⟨

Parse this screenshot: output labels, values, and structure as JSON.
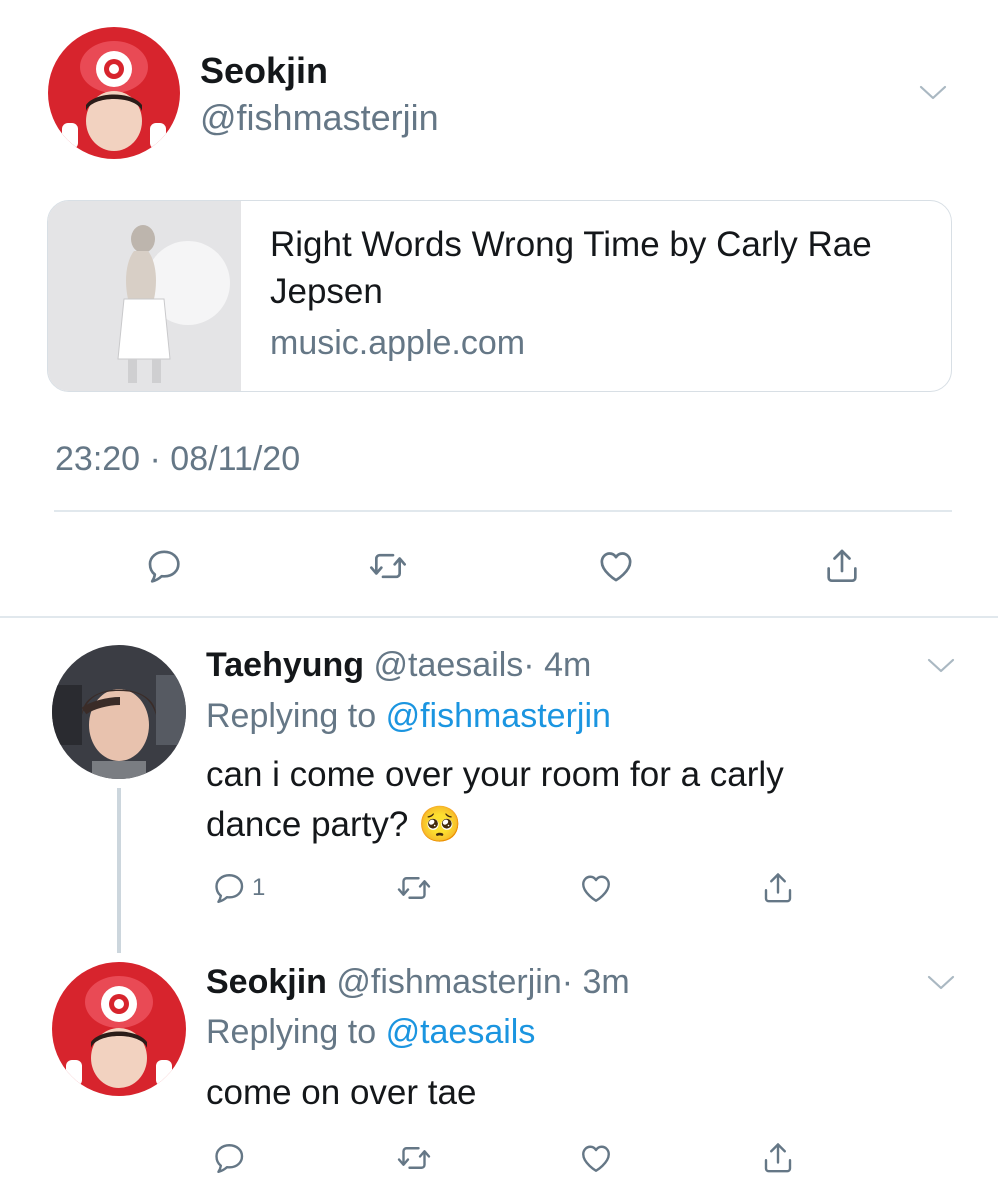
{
  "main_tweet": {
    "author_name": "Seokjin",
    "author_handle": "@fishmasterjin",
    "card": {
      "title": "Right Words Wrong Time by Carly Rae Jepsen",
      "domain": "music.apple.com"
    },
    "timestamp": "23:20 · 08/11/20"
  },
  "replies": [
    {
      "name": "Taehyung",
      "handle": "@taesails",
      "time": "· 4m",
      "replying_label": "Replying to",
      "replying_to": "@fishmasterjin",
      "text": "can i come over your room for a carly dance party? 🥺",
      "reply_count": "1"
    },
    {
      "name": "Seokjin",
      "handle": "@fishmasterjin",
      "time": "· 3m",
      "replying_label": "Replying to",
      "replying_to": "@taesails",
      "text": "come on over tae",
      "reply_count": ""
    }
  ],
  "colors": {
    "text": "#14171a",
    "secondary": "#657786",
    "link": "#1b95e0",
    "divider": "#e1e8ed"
  },
  "icons": [
    "avatar",
    "chevron-down-icon",
    "reply-icon",
    "retweet-icon",
    "like-icon",
    "share-icon"
  ]
}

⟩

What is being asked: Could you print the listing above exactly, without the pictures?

Solution to the problem:
Parse this screenshot: output labels, values, and structure as JSON.
{
  "main_tweet": {
    "author_name": "Seokjin",
    "author_handle": "@fishmasterjin",
    "card": {
      "title": "Right Words Wrong Time by Carly Rae Jepsen",
      "domain": "music.apple.com"
    },
    "timestamp": "23:20 · 08/11/20"
  },
  "replies": [
    {
      "name": "Taehyung",
      "handle": "@taesails",
      "time": "· 4m",
      "replying_label": "Replying to",
      "replying_to": "@fishmasterjin",
      "text": "can i come over your room for a carly dance party? 🥺",
      "reply_count": "1"
    },
    {
      "name": "Seokjin",
      "handle": "@fishmasterjin",
      "time": "· 3m",
      "replying_label": "Replying to",
      "replying_to": "@taesails",
      "text": "come on over tae",
      "reply_count": ""
    }
  ],
  "colors": {
    "text": "#14171a",
    "secondary": "#657786",
    "link": "#1b95e0",
    "divider": "#e1e8ed"
  },
  "icons": [
    "avatar",
    "chevron-down-icon",
    "reply-icon",
    "retweet-icon",
    "like-icon",
    "share-icon"
  ]
}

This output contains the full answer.